## Element data from apps and pages:
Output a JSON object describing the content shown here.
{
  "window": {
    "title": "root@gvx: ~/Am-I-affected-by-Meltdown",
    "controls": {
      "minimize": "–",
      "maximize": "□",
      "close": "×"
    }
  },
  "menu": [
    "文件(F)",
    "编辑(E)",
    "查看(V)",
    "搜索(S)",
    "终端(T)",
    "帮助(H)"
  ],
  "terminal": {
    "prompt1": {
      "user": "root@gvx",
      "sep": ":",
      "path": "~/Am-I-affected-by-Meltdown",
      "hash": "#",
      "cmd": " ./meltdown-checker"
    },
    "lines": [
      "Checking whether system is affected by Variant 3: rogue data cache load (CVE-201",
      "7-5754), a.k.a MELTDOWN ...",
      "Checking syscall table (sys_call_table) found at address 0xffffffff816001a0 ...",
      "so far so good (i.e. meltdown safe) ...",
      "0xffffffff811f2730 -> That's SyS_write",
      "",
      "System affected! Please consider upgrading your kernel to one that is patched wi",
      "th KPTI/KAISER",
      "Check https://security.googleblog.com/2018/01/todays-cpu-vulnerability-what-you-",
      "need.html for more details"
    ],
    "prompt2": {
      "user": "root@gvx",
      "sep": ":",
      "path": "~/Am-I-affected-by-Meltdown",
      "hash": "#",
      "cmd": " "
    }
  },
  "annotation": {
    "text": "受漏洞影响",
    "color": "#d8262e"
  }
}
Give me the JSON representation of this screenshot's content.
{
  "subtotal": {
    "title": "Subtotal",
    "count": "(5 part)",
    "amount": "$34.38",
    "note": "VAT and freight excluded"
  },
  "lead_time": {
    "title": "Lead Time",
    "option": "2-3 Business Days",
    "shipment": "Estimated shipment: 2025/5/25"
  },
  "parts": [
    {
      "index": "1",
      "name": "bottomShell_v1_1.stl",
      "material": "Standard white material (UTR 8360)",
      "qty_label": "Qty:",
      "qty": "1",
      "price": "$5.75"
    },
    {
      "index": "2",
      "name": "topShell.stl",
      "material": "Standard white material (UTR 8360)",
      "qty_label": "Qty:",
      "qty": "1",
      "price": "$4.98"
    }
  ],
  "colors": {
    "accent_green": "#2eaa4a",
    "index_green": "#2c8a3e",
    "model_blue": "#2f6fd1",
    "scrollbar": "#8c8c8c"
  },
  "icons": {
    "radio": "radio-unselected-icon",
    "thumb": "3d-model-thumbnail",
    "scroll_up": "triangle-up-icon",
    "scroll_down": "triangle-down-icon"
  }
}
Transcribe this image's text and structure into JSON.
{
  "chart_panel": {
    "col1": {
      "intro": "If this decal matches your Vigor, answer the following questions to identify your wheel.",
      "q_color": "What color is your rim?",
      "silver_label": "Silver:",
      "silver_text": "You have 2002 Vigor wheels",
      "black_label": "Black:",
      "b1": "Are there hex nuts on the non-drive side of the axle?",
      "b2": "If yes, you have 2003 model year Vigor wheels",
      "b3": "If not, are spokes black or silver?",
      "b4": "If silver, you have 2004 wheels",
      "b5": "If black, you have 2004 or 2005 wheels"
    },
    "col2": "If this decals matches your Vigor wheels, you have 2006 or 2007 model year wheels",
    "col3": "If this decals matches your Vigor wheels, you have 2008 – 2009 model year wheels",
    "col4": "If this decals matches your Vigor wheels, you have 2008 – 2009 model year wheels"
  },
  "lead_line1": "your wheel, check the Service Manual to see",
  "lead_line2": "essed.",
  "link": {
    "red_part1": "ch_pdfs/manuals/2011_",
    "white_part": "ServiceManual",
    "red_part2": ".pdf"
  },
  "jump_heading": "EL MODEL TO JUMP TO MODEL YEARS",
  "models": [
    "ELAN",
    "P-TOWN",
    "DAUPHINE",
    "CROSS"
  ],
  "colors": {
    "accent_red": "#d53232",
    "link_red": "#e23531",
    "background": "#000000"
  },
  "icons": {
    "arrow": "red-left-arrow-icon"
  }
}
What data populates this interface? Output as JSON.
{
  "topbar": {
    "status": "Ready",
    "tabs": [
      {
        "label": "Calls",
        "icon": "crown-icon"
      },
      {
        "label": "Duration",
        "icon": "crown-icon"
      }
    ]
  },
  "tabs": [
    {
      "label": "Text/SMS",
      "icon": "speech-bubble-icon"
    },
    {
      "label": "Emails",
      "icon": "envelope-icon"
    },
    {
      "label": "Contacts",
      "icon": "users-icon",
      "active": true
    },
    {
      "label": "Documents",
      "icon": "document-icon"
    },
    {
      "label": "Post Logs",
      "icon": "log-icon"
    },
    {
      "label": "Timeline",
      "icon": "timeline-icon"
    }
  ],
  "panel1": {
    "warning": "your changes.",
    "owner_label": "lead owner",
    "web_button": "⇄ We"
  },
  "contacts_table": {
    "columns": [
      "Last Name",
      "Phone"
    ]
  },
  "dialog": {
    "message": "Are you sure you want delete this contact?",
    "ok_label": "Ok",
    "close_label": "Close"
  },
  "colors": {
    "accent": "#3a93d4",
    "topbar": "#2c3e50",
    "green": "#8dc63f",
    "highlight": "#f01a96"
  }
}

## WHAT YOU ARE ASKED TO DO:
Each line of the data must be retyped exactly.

## RESULT OF THE TASK:
Output a JSON object describing the content shown here.
{
  "window": {
    "title": "root@gvx: ~/Am-I-affected-by-Meltdown",
    "controls": {
      "minimize": "–",
      "maximize": "□",
      "close": "×"
    }
  },
  "menu": [
    "文件(F)",
    "编辑(E)",
    "查看(V)",
    "搜索(S)",
    "终端(T)",
    "帮助(H)"
  ],
  "terminal": {
    "prompt1": {
      "user": "root@gvx",
      "sep": ":",
      "path": "~/Am-I-affected-by-Meltdown",
      "hash": "#",
      "cmd": " ./meltdown-checker"
    },
    "lines": [
      "Checking whether system is affected by Variant 3: rogue data cache load (CVE-201",
      "7-5754), a.k.a MELTDOWN ...",
      "Checking syscall table (sys_call_table) found at address 0xffffffff816001a0 ...",
      "so far so good (i.e. meltdown safe) ...",
      "0xffffffff811f2730 -> That's SyS_write",
      "",
      "System affected! Please consider upgrading your kernel to one that is patched wi",
      "th KPTI/KAISER",
      "Check https://security.googleblog.com/2018/01/todays-cpu-vulnerability-what-you-",
      "need.html for more details"
    ],
    "prompt2": {
      "user": "root@gvx",
      "sep": ":",
      "path": "~/Am-I-affected-by-Meltdown",
      "hash": "#",
      "cmd": " "
    }
  },
  "annotation": {
    "text": "受漏洞影响",
    "color": "#d8262e"
  }
}
Give me the JSON representation of this screenshot's content.
{
  "subtotal": {
    "title": "Subtotal",
    "count": "(5 part)",
    "amount": "$34.38",
    "note": "VAT and freight excluded"
  },
  "lead_time": {
    "title": "Lead Time",
    "option": "2-3 Business Days",
    "shipment": "Estimated shipment: 2025/5/25"
  },
  "parts": [
    {
      "index": "1",
      "name": "bottomShell_v1_1.stl",
      "material": "Standard white material (UTR 8360)",
      "qty_label": "Qty:",
      "qty": "1",
      "price": "$5.75"
    },
    {
      "index": "2",
      "name": "topShell.stl",
      "material": "Standard white material (UTR 8360)",
      "qty_label": "Qty:",
      "qty": "1",
      "price": "$4.98"
    }
  ],
  "colors": {
    "accent_green": "#2eaa4a",
    "index_green": "#2c8a3e",
    "model_blue": "#2f6fd1",
    "scrollbar": "#8c8c8c"
  },
  "icons": {
    "radio": "radio-unselected-icon",
    "thumb": "3d-model-thumbnail",
    "scroll_up": "triangle-up-icon",
    "scroll_down": "triangle-down-icon"
  }
}
Transcribe this image's text and structure into JSON.
{
  "chart_panel": {
    "col1": {
      "intro": "If this decal matches your Vigor, answer the following questions to identify your wheel.",
      "q_color": "What color is your rim?",
      "silver_label": "Silver:",
      "silver_text": "You have 2002 Vigor wheels",
      "black_label": "Black:",
      "b1": "Are there hex nuts on the non-drive side of the axle?",
      "b2": "If yes, you have 2003 model year Vigor wheels",
      "b3": "If not, are spokes black or silver?",
      "b4": "If silver, you have 2004 wheels",
      "b5": "If black, you have 2004 or 2005 wheels"
    },
    "col2": "If this decals matches your Vigor wheels, you have 2006 or 2007 model year wheels",
    "col3": "If this decals matches your Vigor wheels, you have 2008 – 2009 model year wheels",
    "col4": "If this decals matches your Vigor wheels, you have 2008 – 2009 model year wheels"
  },
  "lead_line1": "your wheel, check the Service Manual to see",
  "lead_line2": "essed.",
  "link": {
    "red_part1": "ch_pdfs/manuals/2011_",
    "white_part": "ServiceManual",
    "red_part2": ".pdf"
  },
  "jump_heading": "EL MODEL TO JUMP TO MODEL YEARS",
  "models": [
    "ELAN",
    "P-TOWN",
    "DAUPHINE",
    "CROSS"
  ],
  "colors": {
    "accent_red": "#d53232",
    "link_red": "#e23531",
    "background": "#000000"
  },
  "icons": {
    "arrow": "red-left-arrow-icon"
  }
}
What data populates this interface? Output as JSON.
{
  "topbar": {
    "status": "Ready",
    "tabs": [
      {
        "label": "Calls",
        "icon": "crown-icon"
      },
      {
        "label": "Duration",
        "icon": "crown-icon"
      }
    ]
  },
  "tabs": [
    {
      "label": "Text/SMS",
      "icon": "speech-bubble-icon"
    },
    {
      "label": "Emails",
      "icon": "envelope-icon"
    },
    {
      "label": "Contacts",
      "icon": "users-icon",
      "active": true
    },
    {
      "label": "Documents",
      "icon": "document-icon"
    },
    {
      "label": "Post Logs",
      "icon": "log-icon"
    },
    {
      "label": "Timeline",
      "icon": "timeline-icon"
    }
  ],
  "panel1": {
    "warning": "your changes.",
    "owner_label": "lead owner",
    "web_button": "⇄ We"
  },
  "contacts_table": {
    "columns": [
      "Last Name",
      "Phone"
    ]
  },
  "dialog": {
    "message": "Are you sure you want delete this contact?",
    "ok_label": "Ok",
    "close_label": "Close"
  },
  "colors": {
    "accent": "#3a93d4",
    "topbar": "#2c3e50",
    "green": "#8dc63f",
    "highlight": "#f01a96"
  }
}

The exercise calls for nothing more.